Mike Dominguez didn’t quite know what to do with the paperwork that his father handed him.
And the story of what happened had him even more perplexed.
Here goes his mild-mannered father driving down Main Street, and all of a sudden he’s flagged down by a California Highway Patrol officer and ushered to a roadside area and handed a pamphlet. Not adept in English, the elder Dominguez didn’t quite know what was going on. Before he knew it his vehicle was being pulled up onto a strange-looking trailer.
One second he’s driving, and the next second his car is being smogged.
But while the situation might have been strange to Dominguez, it’s something that’s happening all over the state. Field technicians from the Bureau of Automotive Repair are conducting periodic and random field tests to determine the emissions of the more than 22 million registered vehicles on the road today.
“He didn’t know what was going on – he thought he was being pulled over and the next thing he knew they were handing them paperwork and he was driving away,” Dominguez said. “It freaked me out. I called the Manteca Police to try and find out what was going on, and they said that it wasn’t them and I wanted them to go out there and investigate it because I thought maybe it was a scam or something like that.
“You would think that it would be something that would advertise first to let people know that it was going on.”
But scaring motorists isn’t what the Bureau of Consumer Affairs – the Sacramento-agency that oversees the Bureau of Automotive Repair – was hoping to do when they set-up shop in Manteca Monday morning.
According to Information Officer Cristina Valdivia, field technicians are setting up somewhere in the state four-days-a-week, year-round. The entire process, she said, is voluntary, and is intended to allow the technicians to conduct a visual and tactical inspection of the vehicles that pass through and, periodically, perform some of the same tests that would be done during a smog check. That includes testing the gas cap, making sure the check engine light is off and inserting a testing rod into the tailpipe.
“It helps provide data about the cars that are on the road, and it’s information that doesn’t affect the driver or their vehicle at all,” she said. “It’s completely voluntary and we try to make that clear to people as they come through.”
The presence of a CHP officer was to provide traffic oversight. That particular agency was used because it was a State of California operation.

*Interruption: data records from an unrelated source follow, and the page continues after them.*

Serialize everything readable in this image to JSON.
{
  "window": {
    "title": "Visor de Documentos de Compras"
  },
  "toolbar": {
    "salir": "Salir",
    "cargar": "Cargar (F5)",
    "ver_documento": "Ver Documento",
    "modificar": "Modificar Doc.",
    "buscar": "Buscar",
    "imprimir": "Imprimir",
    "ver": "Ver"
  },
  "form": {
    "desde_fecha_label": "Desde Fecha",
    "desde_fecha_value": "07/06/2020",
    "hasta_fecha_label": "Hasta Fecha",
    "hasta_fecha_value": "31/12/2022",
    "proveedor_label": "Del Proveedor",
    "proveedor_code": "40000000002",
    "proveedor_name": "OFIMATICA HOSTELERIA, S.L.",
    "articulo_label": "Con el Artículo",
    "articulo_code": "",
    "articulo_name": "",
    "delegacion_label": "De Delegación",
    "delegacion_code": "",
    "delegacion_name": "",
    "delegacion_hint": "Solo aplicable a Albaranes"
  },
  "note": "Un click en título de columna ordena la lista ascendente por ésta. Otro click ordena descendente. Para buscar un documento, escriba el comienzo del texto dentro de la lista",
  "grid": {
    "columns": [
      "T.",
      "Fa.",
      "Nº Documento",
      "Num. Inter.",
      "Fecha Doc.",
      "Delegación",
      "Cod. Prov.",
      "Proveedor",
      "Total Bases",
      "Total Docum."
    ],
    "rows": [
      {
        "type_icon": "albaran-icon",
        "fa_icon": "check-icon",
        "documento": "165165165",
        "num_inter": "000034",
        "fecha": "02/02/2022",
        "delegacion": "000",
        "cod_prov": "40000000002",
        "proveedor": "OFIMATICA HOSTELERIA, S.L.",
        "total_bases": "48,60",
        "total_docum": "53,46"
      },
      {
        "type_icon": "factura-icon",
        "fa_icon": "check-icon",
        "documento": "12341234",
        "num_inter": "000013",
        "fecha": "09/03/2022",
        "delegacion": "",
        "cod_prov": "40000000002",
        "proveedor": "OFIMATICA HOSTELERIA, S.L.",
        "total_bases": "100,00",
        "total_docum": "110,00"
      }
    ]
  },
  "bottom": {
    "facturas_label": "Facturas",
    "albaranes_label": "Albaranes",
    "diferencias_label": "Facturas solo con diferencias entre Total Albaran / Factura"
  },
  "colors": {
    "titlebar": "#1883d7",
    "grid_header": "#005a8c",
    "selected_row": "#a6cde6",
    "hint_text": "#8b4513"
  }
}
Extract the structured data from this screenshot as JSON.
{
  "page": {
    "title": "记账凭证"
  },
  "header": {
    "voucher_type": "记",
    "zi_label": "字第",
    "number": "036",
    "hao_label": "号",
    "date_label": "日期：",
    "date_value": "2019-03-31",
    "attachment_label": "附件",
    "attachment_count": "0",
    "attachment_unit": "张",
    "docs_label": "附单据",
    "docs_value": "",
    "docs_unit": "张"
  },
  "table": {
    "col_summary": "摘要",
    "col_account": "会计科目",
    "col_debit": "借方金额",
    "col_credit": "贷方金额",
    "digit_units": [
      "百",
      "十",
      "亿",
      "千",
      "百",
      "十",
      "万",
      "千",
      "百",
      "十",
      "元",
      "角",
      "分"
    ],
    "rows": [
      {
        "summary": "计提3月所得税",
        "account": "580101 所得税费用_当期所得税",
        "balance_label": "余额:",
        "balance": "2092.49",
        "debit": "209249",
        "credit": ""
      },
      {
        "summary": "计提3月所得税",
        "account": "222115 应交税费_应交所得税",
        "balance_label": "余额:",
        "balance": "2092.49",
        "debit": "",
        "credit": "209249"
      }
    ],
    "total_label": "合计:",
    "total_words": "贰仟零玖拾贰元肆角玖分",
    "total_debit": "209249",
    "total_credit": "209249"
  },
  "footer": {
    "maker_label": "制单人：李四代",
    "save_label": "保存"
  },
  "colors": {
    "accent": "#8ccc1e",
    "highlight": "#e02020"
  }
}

But Dominguez wasn’t the only non-native English speaker that was confused about what was going on.
Esther Villalpando apprehensively took the sheet that explained – in both English and Spanish – what the checkpoint was all about. The presence of a peace officer, she said, made her feel like she had to stop.

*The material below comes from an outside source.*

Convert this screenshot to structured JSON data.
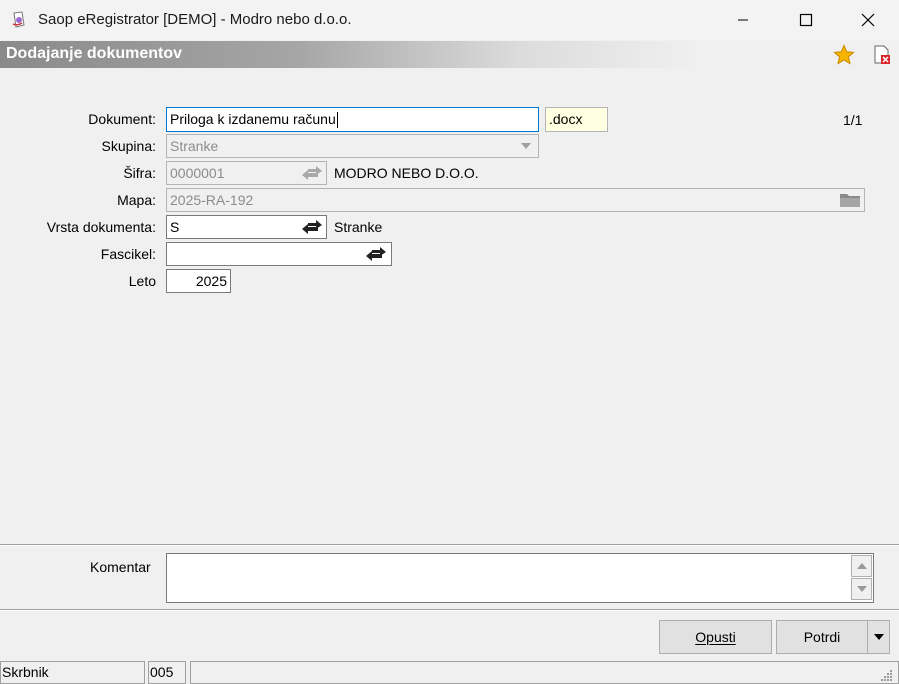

“I need to go pick up my son,” she said, watching as the technicians pulled her car forward. “I really don’t understand what this is.”
Valdivia said that the program requires that 20,000 vehicles are scanned every two years. That typically means somewhere between 30 and 39 cars pass through and agree to the process at a given stop.

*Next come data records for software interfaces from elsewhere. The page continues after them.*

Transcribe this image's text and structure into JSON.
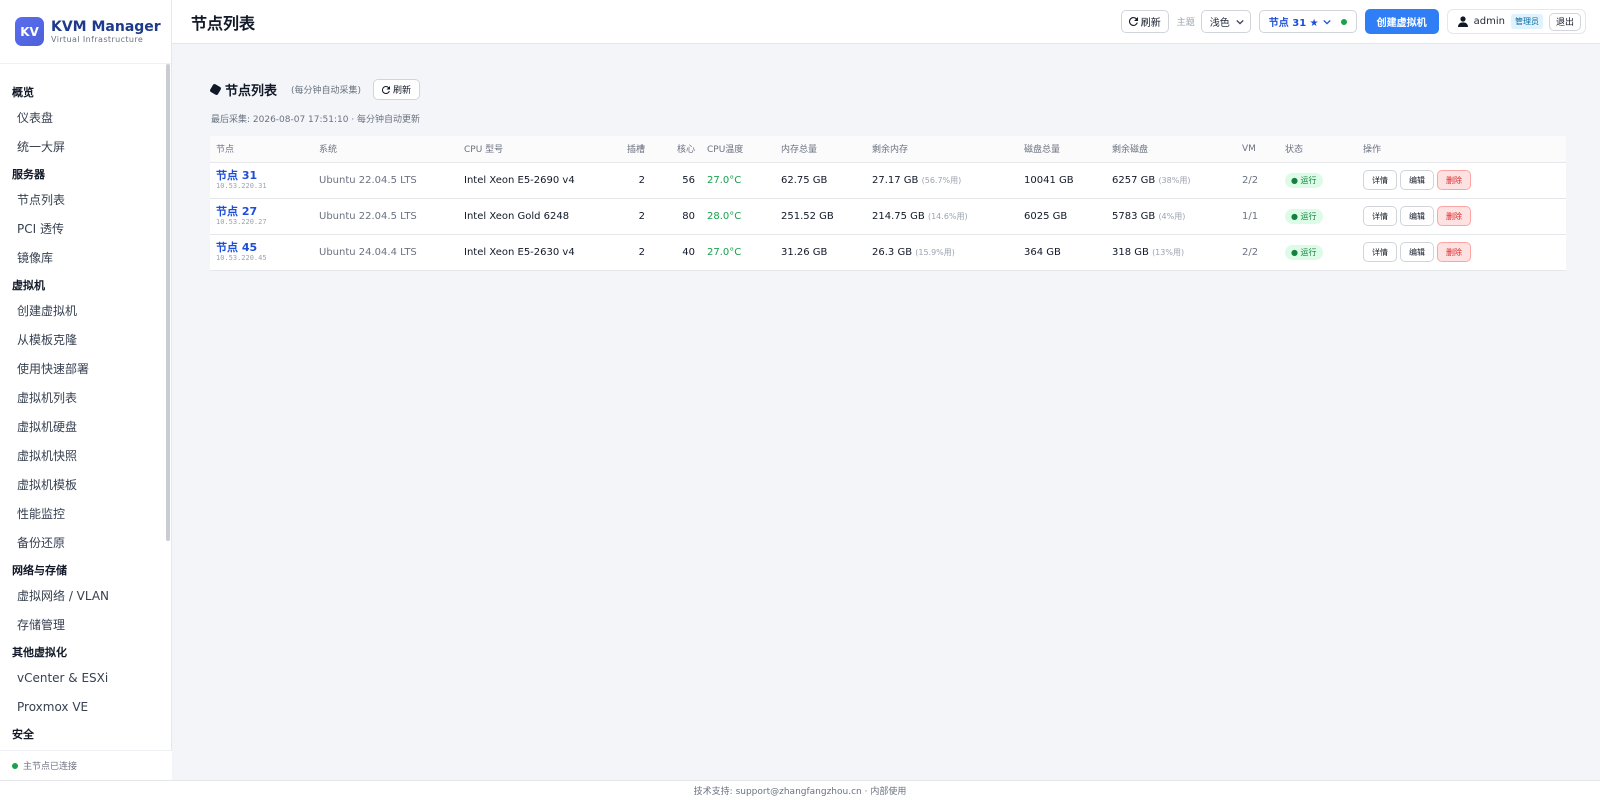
{
  "brand": {
    "logo": "KV",
    "name": "KVM Manager",
    "subtitle": "Virtual Infrastructure"
  },
  "sidebar": {
    "groups": [
      {
        "label": "概览",
        "items": [
          "仪表盘",
          "统一大屏"
        ]
      },
      {
        "label": "服务器",
        "items": [
          "节点列表",
          "PCI 透传",
          "镜像库"
        ]
      },
      {
        "label": "虚拟机",
        "items": [
          "创建虚拟机",
          "从模板克隆",
          "使用快速部署",
          "虚拟机列表",
          "虚拟机硬盘",
          "虚拟机快照",
          "虚拟机模板",
          "性能监控",
          "备份还原"
        ]
      },
      {
        "label": "网络与存储",
        "items": [
          "虚拟网络 / VLAN",
          "存储管理"
        ]
      },
      {
        "label": "其他虚拟化",
        "items": [
          "vCenter & ESXi",
          "Proxmox VE"
        ]
      },
      {
        "label": "安全",
        "items": []
      }
    ],
    "footer_status": "主节点已连接"
  },
  "topbar": {
    "title": "节点列表",
    "refresh_label": "刷新",
    "theme_label": "主题",
    "theme_value": "浅色",
    "node_select": "节点 31 ★",
    "create_vm_label": "创建虚拟机",
    "user": "admin",
    "role": "管理员",
    "logout_label": "退出"
  },
  "section": {
    "title": "节点列表",
    "note": "(每分钟自动采集)",
    "refresh_label": "刷新",
    "collect_time": "最后采集: 2026-08-07 17:51:10 · 每分钟自动更新"
  },
  "table": {
    "headers": [
      "节点",
      "系统",
      "CPU 型号",
      "插槽",
      "核心",
      "CPU温度",
      "内存总量",
      "剩余内存",
      "磁盘总量",
      "剩余磁盘",
      "VM",
      "状态",
      "操作"
    ],
    "rows": [
      {
        "name": "节点 31",
        "ip": "10.53.220.31",
        "os": "Ubuntu 22.04.5 LTS",
        "cpu": "Intel Xeon E5-2690 v4",
        "sockets": "2",
        "cores": "56",
        "temp": "27.0°C",
        "mem_total": "62.75 GB",
        "mem_free": "27.17 GB",
        "mem_pct": "(56.7%用)",
        "disk_total": "10041 GB",
        "disk_free": "6257 GB",
        "disk_pct": "(38%用)",
        "vm": "2/2",
        "status": "● 运行"
      },
      {
        "name": "节点 27",
        "ip": "10.53.220.27",
        "os": "Ubuntu 22.04.5 LTS",
        "cpu": "Intel Xeon Gold 6248",
        "sockets": "2",
        "cores": "80",
        "temp": "28.0°C",
        "mem_total": "251.52 GB",
        "mem_free": "214.75 GB",
        "mem_pct": "(14.6%用)",
        "disk_total": "6025 GB",
        "disk_free": "5783 GB",
        "disk_pct": "(4%用)",
        "vm": "1/1",
        "status": "● 运行"
      },
      {
        "name": "节点 45",
        "ip": "10.53.220.45",
        "os": "Ubuntu 24.04.4 LTS",
        "cpu": "Intel Xeon E5-2630 v4",
        "sockets": "2",
        "cores": "40",
        "temp": "27.0°C",
        "mem_total": "31.26 GB",
        "mem_free": "26.3 GB",
        "mem_pct": "(15.9%用)",
        "disk_total": "364 GB",
        "disk_free": "318 GB",
        "disk_pct": "(13%用)",
        "vm": "2/2",
        "status": "● 运行"
      }
    ],
    "actions": {
      "detail": "详情",
      "edit": "编辑",
      "delete": "删除"
    }
  },
  "footer": {
    "text": "技术支持: support@zhangfangzhou.cn · 内部使用"
  },
  "colors": {
    "primary": "#2f7ef5",
    "link": "#1d4ed8",
    "running": "#16a34a",
    "danger": "#dc2626"
  },
  "icons": [
    "refresh-icon",
    "chevron-down-icon",
    "user-icon",
    "status-dot-icon"
  ]
}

The crew that started in Manteca in the morning was going to finish their day in Fresno.